What to work on >> In the data, find each line where the word "description" appears and list that line.

Data excerpts >>
=== Section Start ===

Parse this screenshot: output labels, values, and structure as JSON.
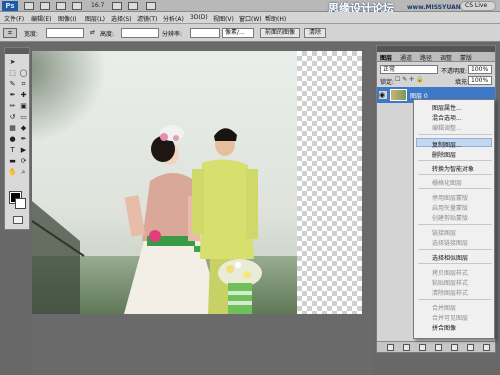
{
  "app": {
    "logo": "Ps",
    "zoom": "16.7",
    "live": "CS Live"
  },
  "watermark": {
    "title": "思缘设计论坛",
    "url": "www.MISSYUAN.COM"
  },
  "menubar": [
    "文件(F)",
    "编辑(E)",
    "图像(I)",
    "图层(L)",
    "选择(S)",
    "滤镜(T)",
    "分析(A)",
    "3D(D)",
    "视图(V)",
    "窗口(W)",
    "帮助(H)"
  ],
  "options": {
    "width_label": "宽度:",
    "height_label": "高度:",
    "resolution_label": "分辨率:",
    "unit": "像素/...",
    "front_image_button": "前面的图像",
    "clear_button": "清除"
  },
  "layers": {
    "tabs": [
      "图层",
      "通道",
      "路径",
      "调整",
      "蒙版"
    ],
    "blend_mode": "正常",
    "opacity_label": "不透明度:",
    "opacity": "100%",
    "lock_label": "锁定:",
    "fill_label": "填充:",
    "fill": "100%",
    "layer_name": "图层 0"
  },
  "context_menu": {
    "items": [
      {
        "label": "图层属性...",
        "enabled": true
      },
      {
        "label": "混合选项...",
        "enabled": true
      },
      {
        "label": "编辑调整...",
        "enabled": false
      },
      {
        "label": "复制图层...",
        "enabled": true
      },
      {
        "label": "删除图层",
        "enabled": true
      },
      {
        "label": "转换为智能对象",
        "enabled": true
      },
      {
        "label": "栅格化图层",
        "enabled": false
      },
      {
        "label": "停用图层蒙版",
        "enabled": false
      },
      {
        "label": "启用矢量蒙版",
        "enabled": false
      },
      {
        "label": "创建剪贴蒙版",
        "enabled": false
      },
      {
        "label": "链接图层",
        "enabled": false
      },
      {
        "label": "选择链接图层",
        "enabled": false
      },
      {
        "label": "选择相似图层",
        "enabled": true
      },
      {
        "label": "拷贝图层样式",
        "enabled": false
      },
      {
        "label": "粘贴图层样式",
        "enabled": false
      },
      {
        "label": "清除图层样式",
        "enabled": false
      },
      {
        "label": "合并图层",
        "enabled": false
      },
      {
        "label": "合并可见图层",
        "enabled": false
      },
      {
        "label": "拼合图像",
        "enabled": true
      }
    ],
    "highlighted": "复制图层..."
  },
  "colors": {
    "selection": "#3d79c8",
    "menu_highlight": "#c3d7f1"
  }
}
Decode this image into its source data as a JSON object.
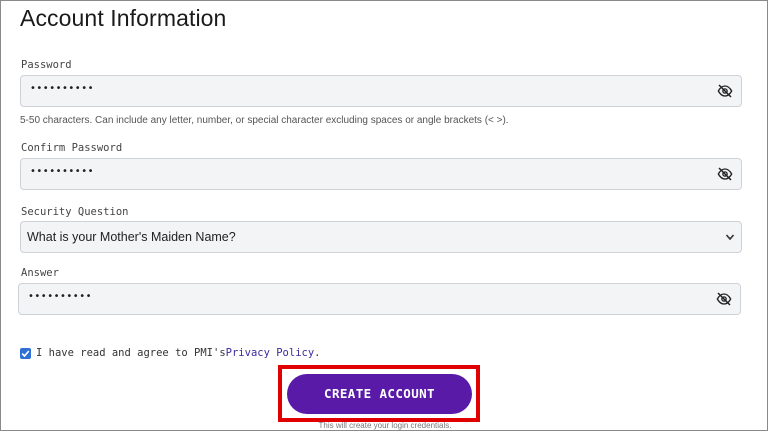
{
  "title": "Account Information",
  "password": {
    "label": "Password",
    "value": "••••••••••",
    "toggle_icon": "eye-slash-icon",
    "helper": "5-50 characters. Can include any letter, number, or special character excluding spaces or angle brackets (< >)."
  },
  "confirm_password": {
    "label": "Confirm Password",
    "value": "••••••••••",
    "toggle_icon": "eye-slash-icon"
  },
  "security_question": {
    "label": "Security Question",
    "selected": "What is your Mother's Maiden Name?",
    "icon": "chevron-down-icon"
  },
  "answer": {
    "label": "Answer",
    "value": "••••••••••",
    "toggle_icon": "eye-slash-icon"
  },
  "agreement": {
    "checked": true,
    "text": "I have read and agree to PMI's ",
    "link": "Privacy Policy",
    "suffix": "."
  },
  "create_button": {
    "label": "CREATE ACCOUNT",
    "color": "#5a1aa8",
    "highlight_color": "#e00000"
  },
  "fine_print": "This will create your login credentials."
}
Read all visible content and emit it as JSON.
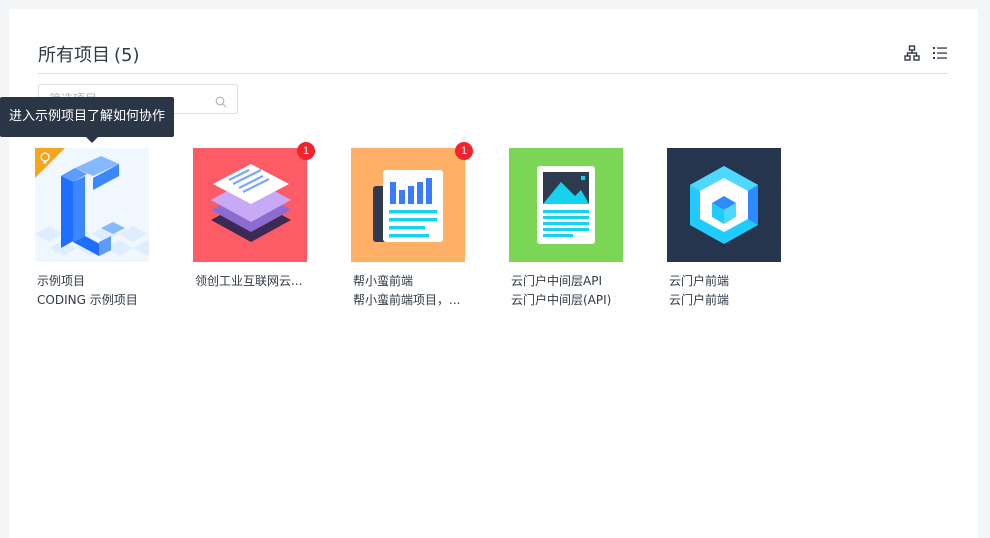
{
  "header": {
    "title": "所有项目",
    "count": "(5)"
  },
  "search": {
    "placeholder": "筛选项目"
  },
  "tooltip": {
    "text": "进入示例项目了解如何协作"
  },
  "view_icons": [
    "org-tree-icon",
    "list-view-icon"
  ],
  "projects": [
    {
      "name": "示例项目",
      "description": "CODING 示例项目",
      "badge": "",
      "bg": "#f0f7ff",
      "icon": "coding-c-icon"
    },
    {
      "name": "领创工业互联网云...",
      "description": "",
      "badge": "1",
      "bg": "#fd5b66",
      "icon": "layered-docs-icon"
    },
    {
      "name": "帮小蛮前端",
      "description": "帮小蛮前端项目，...",
      "badge": "1",
      "bg": "#ffb066",
      "icon": "report-chart-icon"
    },
    {
      "name": "云门户中间层API",
      "description": "云门户中间层(API)",
      "badge": "",
      "bg": "#7ad654",
      "icon": "document-image-icon"
    },
    {
      "name": "云门户前端",
      "description": "云门户前端",
      "badge": "",
      "bg": "#25354d",
      "icon": "cube-icon"
    }
  ]
}
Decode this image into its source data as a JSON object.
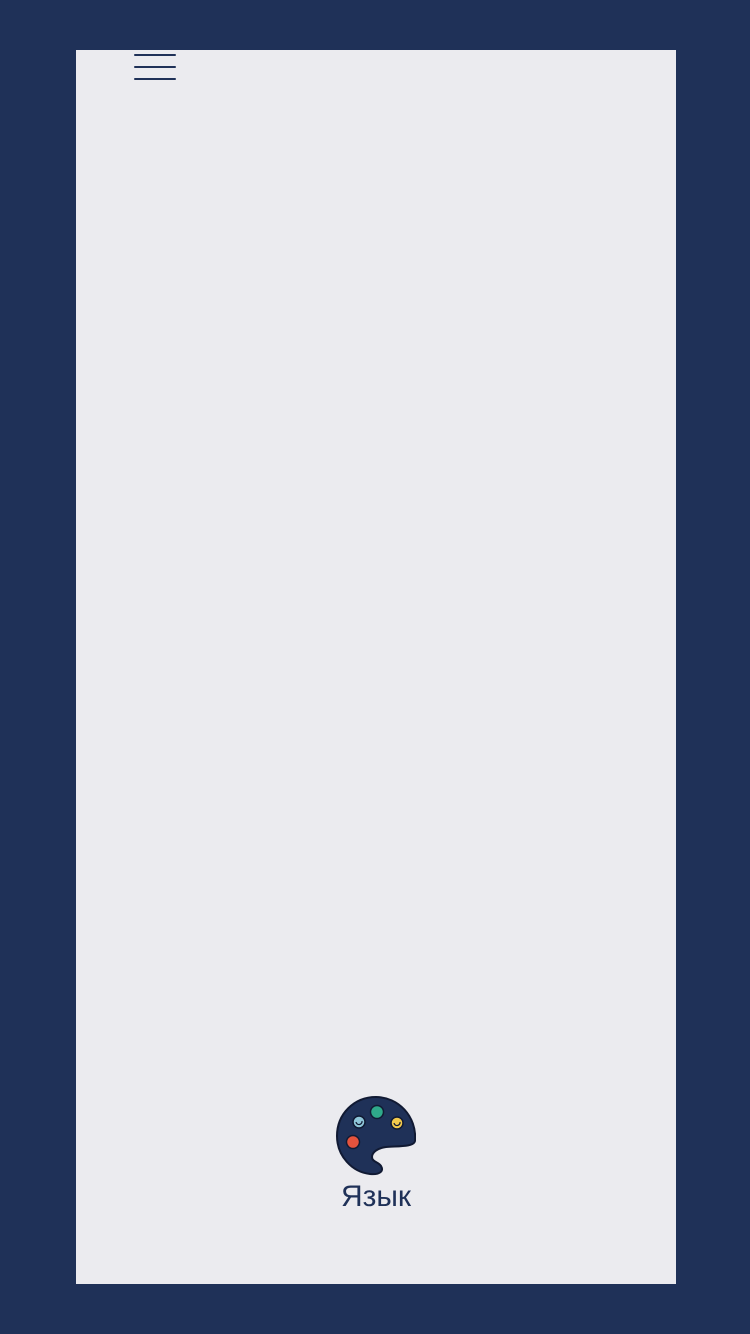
{
  "menu": {
    "icon": "hamburger-menu-icon"
  },
  "language_item": {
    "icon": "palette-icon",
    "label": "Язык"
  },
  "colors": {
    "frame": "#1f3158",
    "screen_bg": "#ebebef",
    "accent": "#1f3158",
    "palette_dots": [
      "#8ec6d9",
      "#2fa98a",
      "#f2c94c",
      "#e5533d"
    ]
  }
}
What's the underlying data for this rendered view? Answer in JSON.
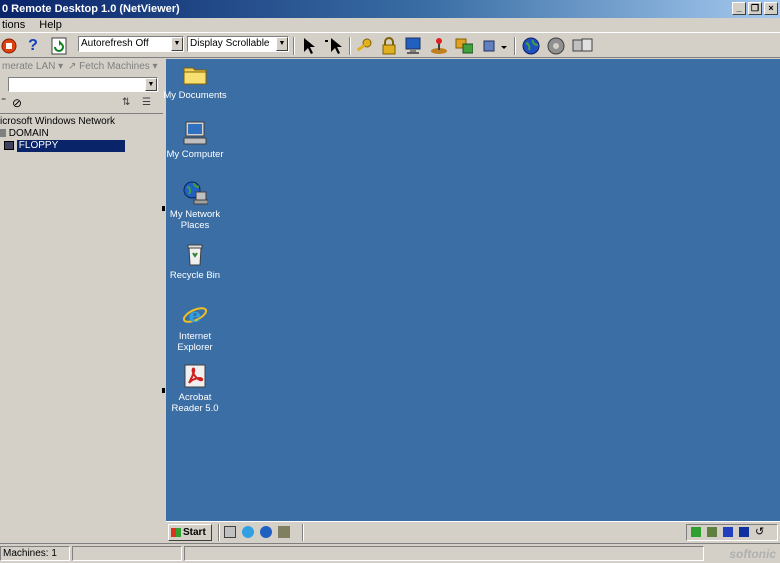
{
  "window": {
    "title": "0 Remote Desktop 1.0 (NetViewer)",
    "controls": {
      "minimize": "_",
      "restore": "❐",
      "close": "×"
    }
  },
  "menu": {
    "items": [
      "tions",
      "Help"
    ]
  },
  "toolbar": {
    "autorefresh_value": "Autorefresh Off",
    "display_value": "Display Scrollable",
    "icons": [
      "stop-icon",
      "help-icon",
      "refresh-icon",
      "pointer-icon",
      "remote-pointer-icon",
      "key-icon",
      "lock-icon",
      "monitor-icon",
      "joystick-icon",
      "transfer-icon",
      "config-icon",
      "globe-icon",
      "disc-icon",
      "screens-icon"
    ]
  },
  "left_panel": {
    "enumerate_label": "merate LAN",
    "fetch_label": "Fetch Machines",
    "combo_value": "",
    "tree": {
      "root": "icrosoft Windows Network",
      "domain": "DOMAIN",
      "machine": "FLOPPY"
    }
  },
  "desktop": {
    "icons": [
      {
        "label": "My Documents",
        "icon": "folder-icon"
      },
      {
        "label": "My Computer",
        "icon": "computer-icon"
      },
      {
        "label": "My Network Places",
        "icon": "network-icon"
      },
      {
        "label": "Recycle Bin",
        "icon": "recycle-bin-icon"
      },
      {
        "label": "Internet Explorer",
        "icon": "ie-icon"
      },
      {
        "label": "Acrobat Reader 5.0",
        "icon": "acrobat-icon"
      }
    ]
  },
  "taskbar": {
    "start_label": "Start"
  },
  "status": {
    "machines": "Machines: 1",
    "watermark": "softonic"
  },
  "colors": {
    "desktop": "#3a6ea5",
    "selection": "#0a246a",
    "chrome": "#d4d0c8"
  }
}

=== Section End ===

Your solution >>
      "description": "CODING 示例项目",
      "description": "",
      "description": "帮小蛮前端项目，...",
      "description": "云门户中间层(API)",
      "description": "云门户前端",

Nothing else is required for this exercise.